Directions:
For the word "gamle", report how many lines of the records below contain it, and nothing more.

___ Source material ___

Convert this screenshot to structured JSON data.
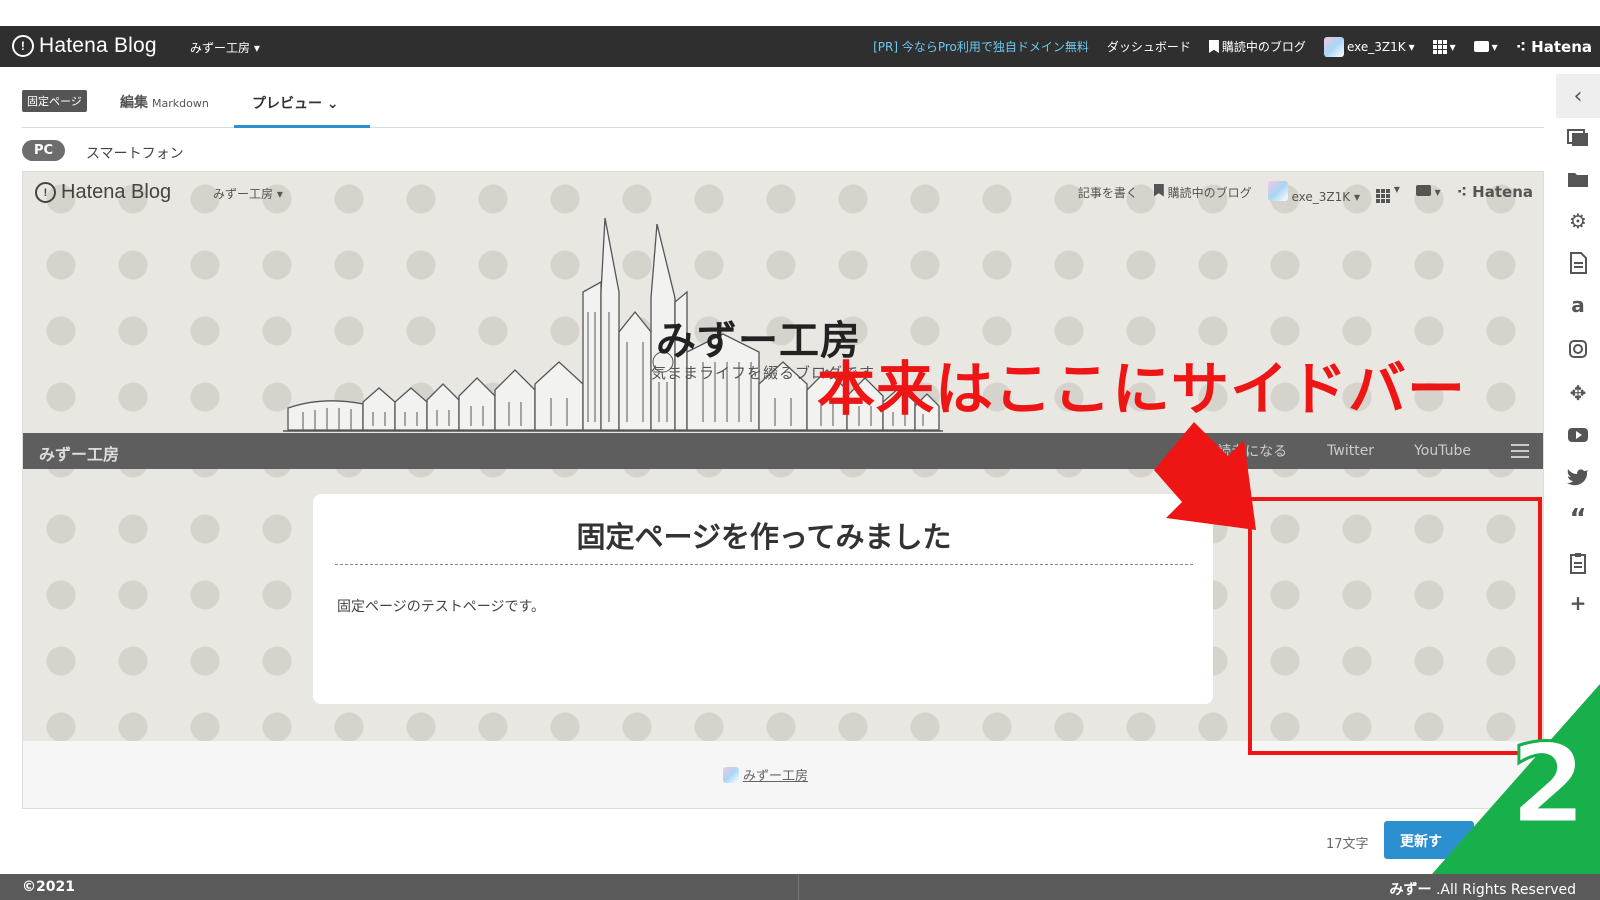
{
  "global_bar": {
    "logo_text": "Hatena Blog",
    "blog_selector": "みずー工房",
    "pr_text": "[PR] 今ならPro利用で独自ドメイン無料",
    "dashboard": "ダッシュボード",
    "subscribed": "購読中のブログ",
    "user": "exe_3Z1K",
    "brand": "Hatena"
  },
  "editor_tabs": {
    "badge": "固定ページ",
    "edit_label": "編集",
    "edit_mode": "Markdown",
    "preview_label": "プレビュー"
  },
  "device_switch": {
    "pc": "PC",
    "smartphone": "スマートフォン"
  },
  "preview": {
    "top": {
      "logo_text": "Hatena Blog",
      "blog_selector": "みずー工房",
      "write": "記事を書く",
      "subscribed": "購読中のブログ",
      "user": "exe_3Z1K",
      "brand": "Hatena"
    },
    "blog_title": "みずー工房",
    "blog_description": "気ままライフを綴るブログです",
    "global_nav": {
      "name": "みずー工房",
      "links": [
        "読者になる",
        "Twitter",
        "YouTube"
      ]
    },
    "article": {
      "title": "固定ページを作ってみました",
      "body": "固定ページのテストページです。"
    },
    "footer_link": "みずー工房"
  },
  "annotation": {
    "text": "本来はここにサイドバー",
    "color": "#ee1515"
  },
  "bottom_actions": {
    "char_count": "17文字",
    "update_button": "更新す"
  },
  "corner": {
    "number": "2",
    "color": "#18b04a"
  },
  "copyright": {
    "left": "©2021",
    "right_bold": "みずー",
    "right_rest": " .All Rights Reserved"
  },
  "icons": [
    "hatena-icon",
    "bookmark-icon",
    "grid-icon",
    "comment-icon",
    "chevron-left-icon",
    "photo-icon",
    "folder-icon",
    "gear-icon",
    "document-icon",
    "amazon-icon",
    "instagram-icon",
    "pinwheel-icon",
    "youtube-icon",
    "twitter-icon",
    "quote-icon",
    "clipboard-icon",
    "plus-icon"
  ],
  "colors": {
    "accent": "#2b8fd0",
    "bar": "#2f2f2f"
  }
}
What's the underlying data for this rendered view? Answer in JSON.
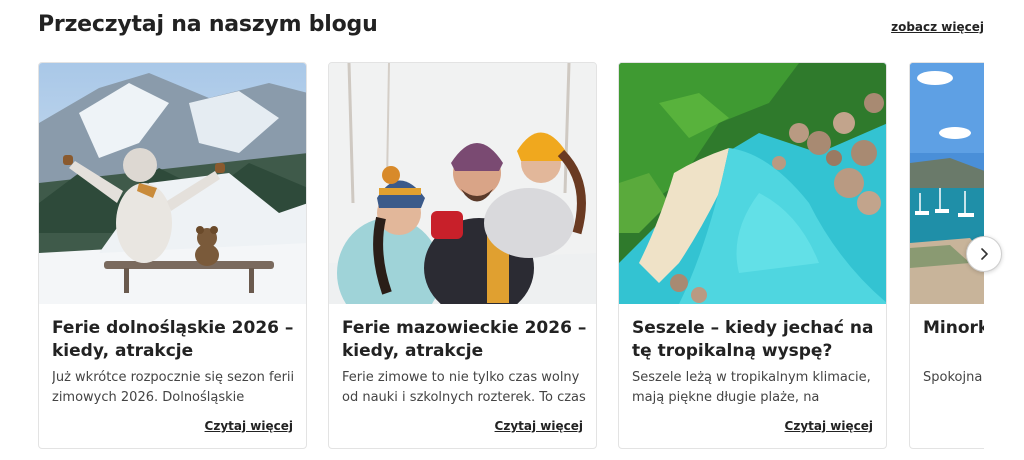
{
  "section": {
    "title": "Przeczytaj na naszym blogu",
    "see_more": "zobacz więcej"
  },
  "cards": [
    {
      "title": "Ferie dolnośląskie 2026 – kiedy, atrakcje",
      "excerpt": "Już wkrótce rozpocznie się sezon ferii zimowych 2026. Dolnośląskie szkoły…",
      "read_more": "Czytaj więcej"
    },
    {
      "title": "Ferie mazowieckie 2026 – kiedy, atrakcje",
      "excerpt": "Ferie zimowe to nie tylko czas wolny od nauki i szkolnych rozterek. To czas na…",
      "read_more": "Czytaj więcej"
    },
    {
      "title": "Seszele – kiedy jechać na tę tropikalną wyspę?",
      "excerpt": "Seszele leżą w tropikalnym klimacie, mają piękne długie plaże, na których…",
      "read_more": "Czytaj więcej"
    },
    {
      "title": "Minorka – wyspie",
      "excerpt": "Spokojna długości –",
      "read_more": ""
    }
  ],
  "icons": {
    "next": "chevron-right-icon"
  }
}
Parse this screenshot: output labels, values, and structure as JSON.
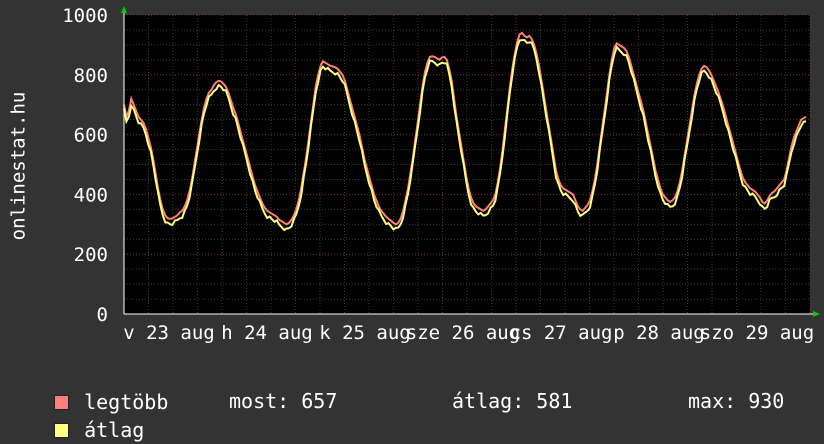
{
  "chart_data": {
    "type": "line",
    "ylabel": "onlinestat.hu",
    "ylim": [
      0,
      1000
    ],
    "yticks": [
      "0",
      "200",
      "400",
      "600",
      "800",
      "1000"
    ],
    "xtick_labels": [
      "v 23 aug",
      "h 24 aug",
      "k 25 aug",
      "sze 26 aug",
      "cs 27 aug",
      "p 28 aug",
      "szo 29 aug"
    ],
    "x_days": 7,
    "samples_per_day": 96,
    "series": [
      {
        "name": "legtöbb",
        "color": "#ff7f7f",
        "values": [
          700,
          660,
          680,
          720,
          700,
          680,
          660,
          650,
          640,
          620,
          590,
          560,
          520,
          470,
          420,
          380,
          350,
          330,
          320,
          318,
          320,
          325,
          330,
          340,
          340,
          350,
          365,
          390,
          420,
          460,
          505,
          545,
          590,
          640,
          680,
          700,
          720,
          735,
          750,
          760,
          770,
          778,
          780,
          775,
          760,
          740,
          710,
          690,
          670,
          640,
          610,
          590,
          560,
          520,
          480,
          440,
          410,
          390,
          370,
          345,
          330,
          320,
          310,
          305,
          315,
          335,
          370,
          410,
          460,
          520,
          580,
          640,
          700,
          760,
          800,
          830,
          845,
          840,
          830,
          825,
          820,
          810,
          800,
          790,
          780,
          760,
          740,
          710,
          680,
          650,
          620,
          590,
          560,
          530,
          500,
          470
        ],
        "days": [
          [
            700,
            660,
            680,
            720,
            700,
            680,
            660,
            650,
            640,
            620,
            590,
            560,
            520,
            470,
            420,
            380,
            350,
            330,
            320,
            318,
            320,
            325,
            330,
            340,
            345,
            360,
            380,
            410,
            450,
            500,
            550,
            600,
            650,
            690,
            720,
            740,
            750,
            765,
            775,
            780,
            778,
            770,
            760,
            740,
            715,
            690,
            670,
            640,
            610,
            580,
            550,
            520,
            490,
            460,
            430,
            410,
            390,
            370,
            355,
            345,
            340,
            335,
            330,
            325
          ],
          [
            315,
            310,
            305,
            300,
            305,
            315,
            330,
            350,
            380,
            420,
            470,
            520,
            580,
            640,
            700,
            760,
            800,
            830,
            845,
            840,
            835,
            830,
            828,
            825,
            820,
            810,
            800,
            780,
            750,
            720,
            690,
            660,
            630,
            600,
            560,
            520,
            490,
            460,
            430,
            400,
            380,
            360,
            345,
            335,
            325,
            318,
            312,
            305,
            300,
            305,
            320,
            345,
            380,
            420,
            470,
            520,
            580,
            640,
            700,
            760,
            810,
            840,
            860,
            862
          ],
          [
            860,
            855,
            850,
            858,
            860,
            850,
            820,
            780,
            720,
            660,
            610,
            560,
            510,
            460,
            420,
            390,
            370,
            360,
            355,
            350,
            345,
            350,
            360,
            370,
            380,
            400,
            440,
            490,
            550,
            620,
            690,
            760,
            820,
            870,
            910,
            935,
            940,
            930,
            925,
            930,
            920,
            900,
            870,
            830,
            780,
            730,
            680,
            630,
            580,
            530,
            480,
            450,
            430,
            420,
            415,
            410,
            405,
            400,
            380,
            360,
            350,
            345,
            355,
            365
          ],
          [
            380,
            410,
            450,
            500,
            560,
            620,
            680,
            740,
            800,
            850,
            890,
            905,
            900,
            895,
            890,
            880,
            860,
            830,
            800,
            770,
            740,
            710,
            680,
            640,
            600,
            560,
            520,
            480,
            450,
            420,
            400,
            390,
            380,
            375,
            380,
            390,
            410,
            440,
            480,
            530,
            580,
            630,
            680,
            730,
            770,
            800,
            820,
            830,
            825,
            815,
            800,
            780,
            760,
            740,
            715,
            690,
            660,
            630,
            600,
            570,
            540,
            510,
            480,
            455
          ],
          [
            440,
            430,
            420,
            415,
            410,
            400,
            390,
            375,
            370,
            380,
            395,
            405,
            410,
            420,
            430,
            440,
            450,
            480,
            520,
            560,
            590,
            610,
            630,
            650,
            655,
            660
          ]
        ]
      },
      {
        "name": "átlag",
        "color": "#ffff80"
      }
    ]
  },
  "legend": {
    "max_label": "legtöbb",
    "avg_label": "átlag",
    "current": "most: 657",
    "average": "átlag: 581",
    "maximum": "max: 930"
  }
}
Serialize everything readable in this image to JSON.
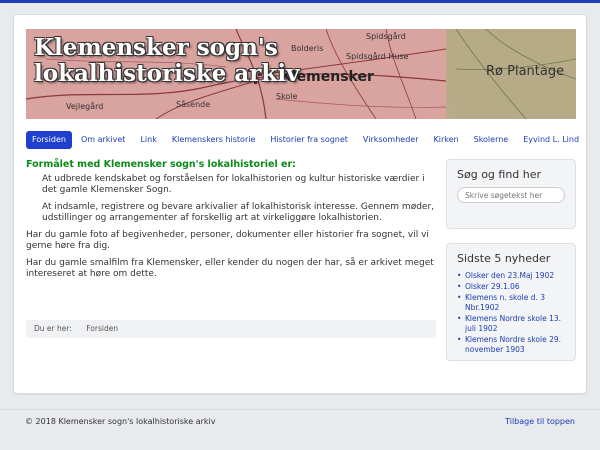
{
  "banner": {
    "title": "Klemensker sogn's lokalhistoriske arkiv"
  },
  "nav": {
    "items": [
      "Forsiden",
      "Om arkivet",
      "Link",
      "Klemenskers historie",
      "Historier fra sognet",
      "Virksomheder",
      "Kirken",
      "Skolerne",
      "Eyvind L. Lind"
    ],
    "active_index": 0
  },
  "main": {
    "heading": "Formålet med Klemensker sogn's lokalhistoriel er:",
    "indent1": "At udbrede kendskabet og forståelsen for lokalhistorien og kultur historiske værdier i det gamle Klemensker Sogn.",
    "indent2": "At indsamle, registrere og bevare arkivalier af lokalhistorisk interesse. Gennem møder, udstillinger og arrangementer af forskellig art at virkeliggøre lokalhistorien.",
    "para1": "Har du gamle foto af begivenheder, personer, dokumenter eller historier fra sognet, vil vi gerne høre fra dig.",
    "para2": "Har du gamle smalfilm fra Klemensker, eller kender du nogen der har, så er arkivet meget intereseret at høre om dette."
  },
  "breadcrumb": {
    "label": "Du er her:",
    "current": "Forsiden"
  },
  "search": {
    "title": "Søg og find her",
    "placeholder": "Skrive søgetekst her"
  },
  "news": {
    "title": "Sidste 5 nyheder",
    "items": [
      "Olsker den 23.Maj 1902",
      "Olsker 29.1.06",
      "Klemens n. skole d. 3 Nbr.1902",
      "Klemens Nordre skole 13. juli 1902",
      "Klemens Nordre skole 29. november 1903"
    ]
  },
  "footer": {
    "copyright": "© 2018 Klemensker sogn's lokalhistoriske arkiv",
    "back_to_top": "Tilbage til toppen"
  }
}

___

Solution:
3